Data entries

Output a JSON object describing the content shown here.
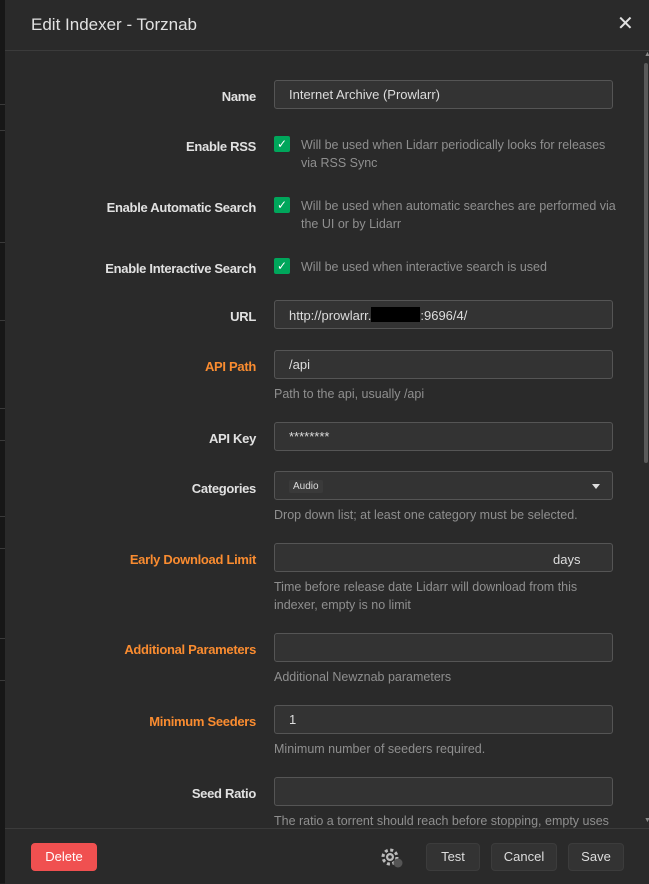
{
  "modal": {
    "title": "Edit Indexer - Torznab",
    "close_glyph": "✕"
  },
  "fields": {
    "name": {
      "label": "Name",
      "value": "Internet Archive (Prowlarr)"
    },
    "enable_rss": {
      "label": "Enable RSS",
      "checked": true,
      "help": "Will be used when Lidarr periodically looks for releases via RSS Sync"
    },
    "enable_auto_search": {
      "label": "Enable Automatic Search",
      "checked": true,
      "help": "Will be used when automatic searches are performed via the UI or by Lidarr"
    },
    "enable_interactive_search": {
      "label": "Enable Interactive Search",
      "checked": true,
      "help": "Will be used when interactive search is used"
    },
    "url": {
      "label": "URL",
      "value_prefix": "http://prowlarr.",
      "value_suffix": ":9696/4/"
    },
    "api_path": {
      "label": "API Path",
      "value": "/api",
      "help": "Path to the api, usually /api"
    },
    "api_key": {
      "label": "API Key",
      "value": "********"
    },
    "categories": {
      "label": "Categories",
      "tag": "Audio",
      "help": "Drop down list; at least one category must be selected."
    },
    "early_download_limit": {
      "label": "Early Download Limit",
      "value": "",
      "suffix": "days",
      "help": "Time before release date Lidarr will download from this indexer, empty is no limit"
    },
    "additional_parameters": {
      "label": "Additional Parameters",
      "value": "",
      "help": "Additional Newznab parameters"
    },
    "minimum_seeders": {
      "label": "Minimum Seeders",
      "value": "1",
      "help": "Minimum number of seeders required."
    },
    "seed_ratio": {
      "label": "Seed Ratio",
      "value": "",
      "help": "The ratio a torrent should reach before stopping, empty uses"
    }
  },
  "footer": {
    "delete_label": "Delete",
    "test_label": "Test",
    "cancel_label": "Cancel",
    "save_label": "Save"
  },
  "icons": {
    "check": "check-icon",
    "close": "close-icon",
    "gear": "gear-icon",
    "caret": "caret-down-icon"
  },
  "colors": {
    "advanced_label": "#fa8c30",
    "checkbox": "#00a65b",
    "danger": "#f05050"
  }
}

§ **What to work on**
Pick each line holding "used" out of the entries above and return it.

§ **Reply to the exercise**
      "help": "Will be used when Lidarr periodically looks for releases via RSS Sync"
      "help": "Will be used when automatic searches are performed via the UI or by Lidarr"
      "help": "Will be used when interactive search is used"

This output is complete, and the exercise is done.